Moody’s slashes growth forecast
Moody’s on Monday slashed India’s growth forecast for 2020 to 5.4 per cent from 6.6 per cent projected earlier, on slower than expected economic recovery.
In its update on Global Macro Outlook, Moody’s Investors Service said India’s economy has decelerated rapidly over the last 2 years and economic recovery is likely to be “shallow”.
“While the economy may well begin to recover in the current quarter, we expect any recovery to be slower than we had previously expected. Accordingly, we have revised our growth forecasts to 5.4 per cent for 2020 and 5.8 per cent for 2021, down from our previous projections of 6.6 per cent and 6.7 per cent respectively,” Moody’s said.
Moody’s growth projections were based on calendar year and as per its estimates, India’s GDP grew 5 per cent in 2019.
The rating agency had in November 2019 projected economic growth in 2020 and 2021 at 6.6 per cent and 6.7 per cent, respectively.
In its latest update, Moody’s said the reduction in India’s growth rate reflects domestic challenges rather than external factors.

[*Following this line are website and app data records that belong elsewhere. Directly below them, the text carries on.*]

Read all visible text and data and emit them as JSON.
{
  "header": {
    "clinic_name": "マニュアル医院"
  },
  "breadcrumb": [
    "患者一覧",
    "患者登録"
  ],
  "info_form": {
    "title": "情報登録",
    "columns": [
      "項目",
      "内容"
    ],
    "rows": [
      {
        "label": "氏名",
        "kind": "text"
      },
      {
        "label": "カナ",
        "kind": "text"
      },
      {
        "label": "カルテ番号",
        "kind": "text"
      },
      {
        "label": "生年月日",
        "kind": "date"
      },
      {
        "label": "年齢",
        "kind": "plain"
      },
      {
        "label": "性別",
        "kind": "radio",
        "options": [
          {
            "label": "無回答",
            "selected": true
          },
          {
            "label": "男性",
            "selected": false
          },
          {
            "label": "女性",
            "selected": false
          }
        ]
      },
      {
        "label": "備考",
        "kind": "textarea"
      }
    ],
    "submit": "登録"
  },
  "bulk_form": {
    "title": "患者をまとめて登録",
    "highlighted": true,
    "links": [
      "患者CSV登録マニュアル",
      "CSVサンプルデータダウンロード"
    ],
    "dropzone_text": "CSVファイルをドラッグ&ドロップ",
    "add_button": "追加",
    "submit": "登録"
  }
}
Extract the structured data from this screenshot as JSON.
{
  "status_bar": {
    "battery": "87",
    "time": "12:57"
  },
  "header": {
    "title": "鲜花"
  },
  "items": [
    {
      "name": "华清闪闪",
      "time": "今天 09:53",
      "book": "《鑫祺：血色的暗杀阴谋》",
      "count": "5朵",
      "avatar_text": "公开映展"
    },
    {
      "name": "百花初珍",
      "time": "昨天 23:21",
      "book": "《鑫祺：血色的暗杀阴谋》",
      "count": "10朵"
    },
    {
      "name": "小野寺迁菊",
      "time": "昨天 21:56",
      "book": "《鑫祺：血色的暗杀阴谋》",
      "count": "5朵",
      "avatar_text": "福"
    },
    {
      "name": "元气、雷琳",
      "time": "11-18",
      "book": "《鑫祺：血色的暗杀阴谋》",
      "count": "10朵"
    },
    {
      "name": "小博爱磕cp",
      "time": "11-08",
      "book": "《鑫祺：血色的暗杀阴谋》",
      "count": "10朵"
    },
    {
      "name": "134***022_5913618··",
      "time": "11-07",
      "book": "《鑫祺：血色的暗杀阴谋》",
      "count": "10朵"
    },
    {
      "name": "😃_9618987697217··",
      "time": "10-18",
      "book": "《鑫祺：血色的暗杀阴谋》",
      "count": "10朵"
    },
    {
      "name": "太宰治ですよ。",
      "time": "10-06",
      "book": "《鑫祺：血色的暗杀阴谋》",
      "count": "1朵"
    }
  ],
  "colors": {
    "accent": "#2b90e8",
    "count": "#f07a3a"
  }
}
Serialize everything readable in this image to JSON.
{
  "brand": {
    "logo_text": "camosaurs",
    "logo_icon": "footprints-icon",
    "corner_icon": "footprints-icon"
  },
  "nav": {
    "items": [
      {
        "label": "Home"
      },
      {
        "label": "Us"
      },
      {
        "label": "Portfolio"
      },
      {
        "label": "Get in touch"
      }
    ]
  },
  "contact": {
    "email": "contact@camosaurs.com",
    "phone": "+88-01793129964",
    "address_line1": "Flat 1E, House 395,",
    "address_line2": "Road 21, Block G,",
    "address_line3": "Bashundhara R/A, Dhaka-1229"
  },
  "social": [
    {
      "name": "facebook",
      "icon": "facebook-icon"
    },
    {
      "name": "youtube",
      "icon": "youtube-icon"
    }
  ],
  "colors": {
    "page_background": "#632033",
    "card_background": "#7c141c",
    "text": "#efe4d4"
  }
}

Stating that the key to stronger economic momentum would be the revival of domestic demand and bank credit growth, Moody’s said the Union Budget 2020 did not contain a significant stimulus to address the demand slump.
With a weak economy and depressed credit growth reinforcing each other, Moody’s said “it is difficult to envision a quick turnaround of either, even if economic deceleration may have troughed”.
“As similar policies in other countries have shown, tax cuts are unlikely to translate into higher consumer and business spending when risk aversion is high,” Moody’s said.
The rating agency said it expects additional easing by the Reserve Bank. However, if the recent rise in CPI inflation, mainly as a result of higher food prices, is seen to have second-round effects, this would make it more challenging for the central bank to cut interest rates further, it added.
The RBI has lowered the repo rate by a cumulative 135 bps in 2019.
Inflation as measured by Consumer Price Index (CPI) rose to a 68-month-high of 7.59 per cent in January.
RBI’s mandated target range for retail inflation is 2-6 per cent and the central bank aims to keep it at 4 per cent over the medium term.
Moody’s said that resumption of credit growth is equally important as reviving demand, and banks have been reluctant to lend or lower lending rates despite successive rate cuts by the RBI.
“...credit impulse in the economy has deteriorated throughout the last year as a result of the drying up of lending from non-bank financial institutions as well as from banks,” Moody's said.